“I was planning on having him the whole summer and making memories,” she told CNN. “And now it’s like, time kind of stopped and is moving forward at the same time. I hear kids playing outside and it just makes me sad, because Raul would have been out there playing with the kids.”
Back home in Evansville the house that once vibrated with his laughter sits still, unfamiliarly quiet.
“I think it’s gonna be really hard…when school comes back in session for Leif, the five year old, to not be taken to school by Raul anymore,” Bennett said. “Xavial, his cousin who shared the bunk bed with him, didn’t go outside for a long time. He pretty much was sitting in that room for weeks.”
Xavial and Raul were so close they were like brothers, the family says, one was rarely seen without the other by his side. They walked to and from school together, spent every afternoon riding bikes around their neighborhood and ended each evening on the porch with Raul’s mom, where they all talked about their day, laughed and danced together.
“I miss my brother, man,” Xavial, 15, said. “We stayed up late nights, laughing, joking around, and talking about what we wanted our future life to be like. I cry sometimes, I try not to, but I hurt. He was a very good person, he would try to help people if they needed help, and if they didn’t need help, he’d still ask.”
To lay Raul to rest, his family spent all the money they had – leaving them struggling to make sure the other children have what they need, including clothes and school supplies.
“They not only took our baby but put our other children in a spot and hardship in life also. It’s sad all the way around the board,” Bennett said.
“It feels like a part of us is missing,” she added. “Part of the family is missing, part of our daily life is missing. Trying to grieve for three other children in the home that lived with him, and trying to help his mother move through it, is really hard.”
CNN reached out to Raul’s parents but they declined to comment.
Although Raul was close to everyone in his family, his mother held the most special place in his heart. He would do anything for her, his family says. When they were apart, even for short periods of time, Raul struggled to fight the instinct to immediately run back to his mom.

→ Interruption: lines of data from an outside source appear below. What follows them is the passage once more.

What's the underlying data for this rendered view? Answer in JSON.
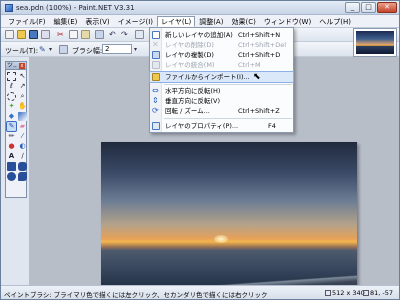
{
  "window": {
    "title": "sea.pdn (100%) - Paint.NET V3.31"
  },
  "menubar": [
    {
      "label": "ファイル(F)",
      "active": false
    },
    {
      "label": "編集(E)",
      "active": false
    },
    {
      "label": "表示(V)",
      "active": false
    },
    {
      "label": "イメージ(I)",
      "active": false
    },
    {
      "label": "レイヤ(L)",
      "active": true
    },
    {
      "label": "調整(A)",
      "active": false
    },
    {
      "label": "効果(C)",
      "active": false
    },
    {
      "label": "ウィンドウ(W)",
      "active": false
    },
    {
      "label": "ヘルプ(H)",
      "active": false
    }
  ],
  "toolbar": {
    "tool_label": "ツール(T):",
    "brush_label": "ブラシ幅:",
    "brush_width": "2"
  },
  "toolspanel": {
    "title": "ツ..",
    "close": "x"
  },
  "layer_menu": {
    "items": [
      {
        "label": "新しいレイヤの追加(A)",
        "shortcut": "Ctrl+Shift+N",
        "disabled": false
      },
      {
        "label": "レイヤの削除(D)",
        "shortcut": "Ctrl+Shift+Del",
        "disabled": true
      },
      {
        "label": "レイヤの複製(D)",
        "shortcut": "Ctrl+Shift+D",
        "disabled": false
      },
      {
        "label": "レイヤの統合(M)",
        "shortcut": "Ctrl+M",
        "disabled": true
      },
      {
        "label": "ファイルからインポート(I)...",
        "shortcut": "",
        "disabled": false,
        "hover": true
      },
      {
        "label": "水平方向に反転(H)",
        "shortcut": "",
        "disabled": false
      },
      {
        "label": "垂直方向に反転(V)",
        "shortcut": "",
        "disabled": false
      },
      {
        "label": "回転 / ズーム...",
        "shortcut": "Ctrl+Shift+Z",
        "disabled": false
      },
      {
        "label": "レイヤのプロパティ(P)...",
        "shortcut": "F4",
        "disabled": false
      }
    ]
  },
  "status": {
    "hint": "ペイントブラシ: プライマリ色で描くには左クリック、セカンダリ色で描くには右クリック",
    "size": "512 x 340",
    "position": "81, -57"
  },
  "colors": {
    "accent": "#3c6bc0",
    "hover": "#dbe8fa"
  }
}
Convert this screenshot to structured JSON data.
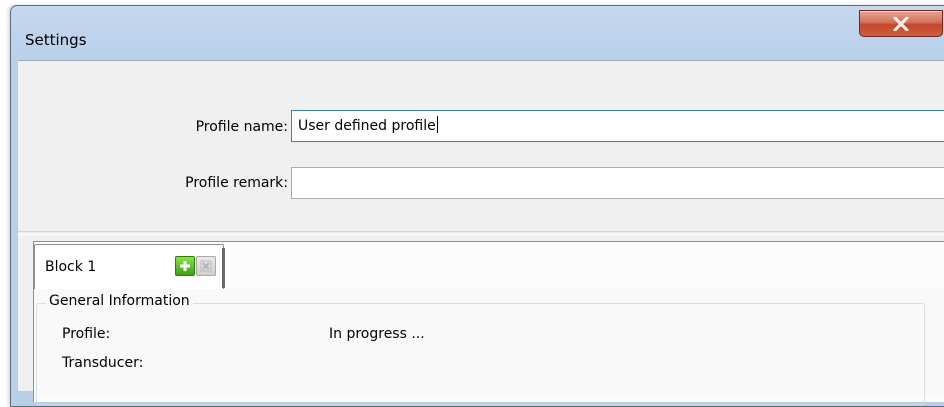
{
  "window": {
    "title": "Settings",
    "close_glyph": "X"
  },
  "form": {
    "profile_name_label": "Profile name:",
    "profile_name_value": "User defined profile",
    "profile_remark_label": "Profile remark:",
    "profile_remark_value": ""
  },
  "tabs": [
    {
      "label": "Block 1",
      "active": true
    }
  ],
  "tab_buttons": {
    "add_icon": "plus-icon",
    "remove_icon": "remove-icon"
  },
  "general_info": {
    "title": "General Information",
    "rows": [
      {
        "label": "Profile:",
        "value": "In progress ..."
      },
      {
        "label": "Transducer:",
        "value": ""
      }
    ]
  },
  "colors": {
    "title_bar": "#bed3ec",
    "close_button": "#c4472b",
    "add_button": "#3aa314",
    "client_bg": "#f0f0f0"
  }
}
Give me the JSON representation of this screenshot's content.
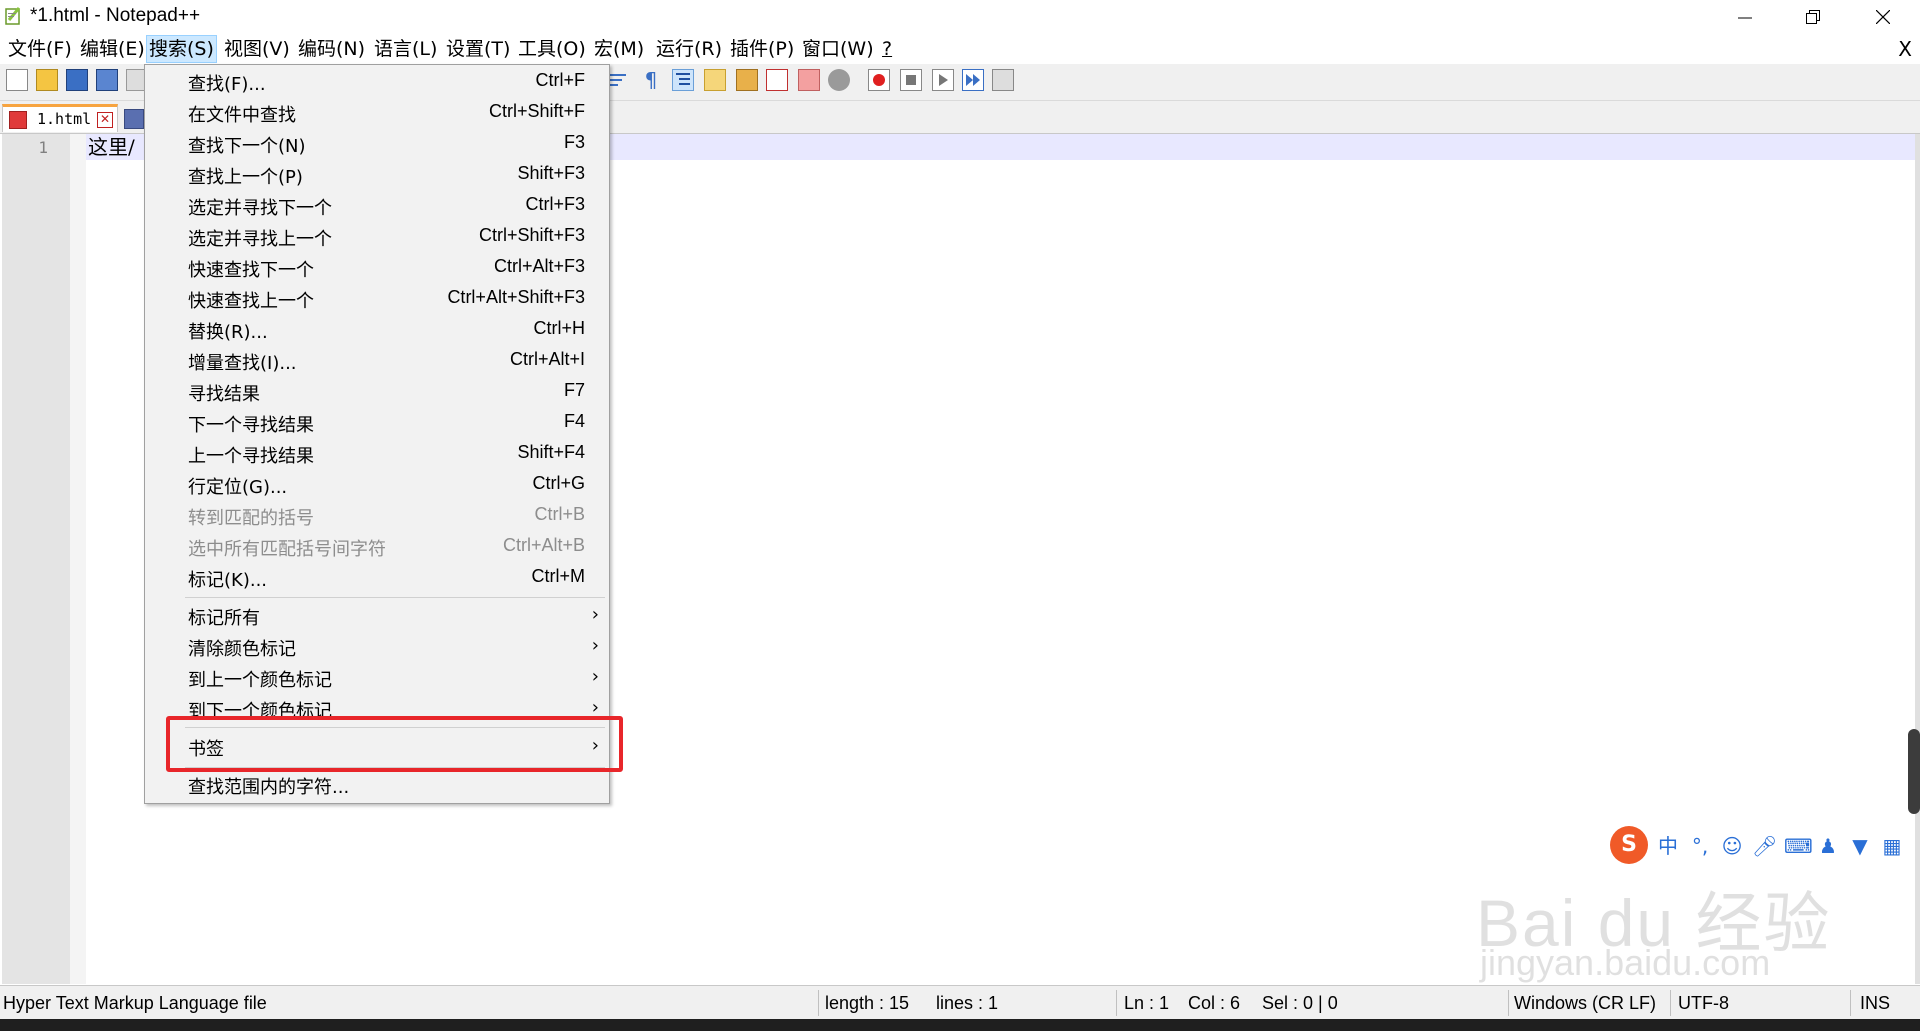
{
  "window": {
    "title": "*1.html - Notepad++"
  },
  "menubar": {
    "items": [
      "文件(F)",
      "编辑(E)",
      "搜索(S)",
      "视图(V)",
      "编码(N)",
      "语言(L)",
      "设置(T)",
      "工具(O)",
      "宏(M)",
      "运行(R)",
      "插件(P)",
      "窗口(W)",
      "?"
    ],
    "active": "搜索(S)",
    "close_doc": "X"
  },
  "tabs": [
    {
      "label": "1.html",
      "modified": true
    }
  ],
  "editor": {
    "line_number": "1",
    "visible_text": "这里/"
  },
  "search_menu": {
    "items": [
      {
        "label": "查找(F)...",
        "shortcut": "Ctrl+F",
        "enabled": true
      },
      {
        "label": "在文件中查找",
        "shortcut": "Ctrl+Shift+F",
        "enabled": true
      },
      {
        "label": "查找下一个(N)",
        "shortcut": "F3",
        "enabled": true
      },
      {
        "label": "查找上一个(P)",
        "shortcut": "Shift+F3",
        "enabled": true
      },
      {
        "label": "选定并寻找下一个",
        "shortcut": "Ctrl+F3",
        "enabled": true
      },
      {
        "label": "选定并寻找上一个",
        "shortcut": "Ctrl+Shift+F3",
        "enabled": true
      },
      {
        "label": "快速查找下一个",
        "shortcut": "Ctrl+Alt+F3",
        "enabled": true
      },
      {
        "label": "快速查找上一个",
        "shortcut": "Ctrl+Alt+Shift+F3",
        "enabled": true
      },
      {
        "label": "替换(R)...",
        "shortcut": "Ctrl+H",
        "enabled": true
      },
      {
        "label": "增量查找(I)...",
        "shortcut": "Ctrl+Alt+I",
        "enabled": true
      },
      {
        "label": "寻找结果",
        "shortcut": "F7",
        "enabled": true
      },
      {
        "label": "下一个寻找结果",
        "shortcut": "F4",
        "enabled": true
      },
      {
        "label": "上一个寻找结果",
        "shortcut": "Shift+F4",
        "enabled": true
      },
      {
        "label": "行定位(G)...",
        "shortcut": "Ctrl+G",
        "enabled": true
      },
      {
        "label": "转到匹配的括号",
        "shortcut": "Ctrl+B",
        "enabled": false
      },
      {
        "label": "选中所有匹配括号间字符",
        "shortcut": "Ctrl+Alt+B",
        "enabled": false
      },
      {
        "label": "标记(K)...",
        "shortcut": "Ctrl+M",
        "enabled": true
      }
    ],
    "submenus": [
      {
        "label": "标记所有"
      },
      {
        "label": "清除颜色标记"
      },
      {
        "label": "到上一个颜色标记"
      },
      {
        "label": "到下一个颜色标记"
      }
    ],
    "bookmark": {
      "label": "书签",
      "highlighted": true
    },
    "last_item": {
      "label": "查找范围内的字符..."
    }
  },
  "statusbar": {
    "file_type": "Hyper Text Markup Language file",
    "length": "length : 15",
    "lines": "lines : 1",
    "ln": "Ln : 1",
    "col": "Col : 6",
    "sel": "Sel : 0 | 0",
    "eol": "Windows (CR LF)",
    "encoding": "UTF-8",
    "mode": "INS"
  },
  "ime": {
    "logo": "S",
    "lang": "中",
    "punct": "°,"
  },
  "watermark": {
    "brand": "Bai du 经验",
    "url": "jingyan.baidu.com"
  },
  "colors": {
    "highlight_box": "#e8262a",
    "menu_active": "#cce8ff",
    "caret_line": "#e8e8ff",
    "tab_accent": "#f7a440"
  }
}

“She calls his phone every night and leaves a voicemail every morning and every night,” Bennett said. “She sleeps with the urn, right next to her. It’s rough. There’s times where she’s just crying, Raul, Raul, Raul.”
The happiest kid in the neighborhood
Raul didn’t know how to be anything but kind. He was innocent – too innocent, his family says – in the sweet, naive way most children are. He didn’t understand dangerous places, didn’t believe in dangerous people.
His ending – despite its unjust brutality – has not dimmed the light he left behind, every place marked by his presence still buzzing with his energy.
The Raul that lives in the memories of those who love him isn’t a sad one.
It’s the Raul who always wore his girlfriend’s “antisocial” hoodie and biked with his cousin to their reverend’s garage, where they watched him fix scooters and listened to him talk about God.
The Raul they remember is the giggly baby, and the teenager he grew into, sitting beside his uncle at the dining room table every evening, the pair bonding over complicated math equations and tales of ancient history.
Raul loved water, especially lakes where he could dive off rocks and beaches where he lay in the sand, staring up at the sky, lost in conversations with his sister.
It’s the Raul who loved jumping on trampolines at Skyzone, filmed TikToks dancing with his cousin Rosalie in the middle of grocery store aisles, and was always in charge of the music playing during car rides.
When they miss him, his nephews sit on the same stoop Raul used to hang out on, his head bopping to the 90’s music blaring from his headphones as the neighborhood’s children waited impatiently for his attention.
He isn’t there now – only flowers and a photo of him where he used to sit – but as they trade memories of Raul, his nephews can’t help but smile. And for a moment, it’s as if he’s never left.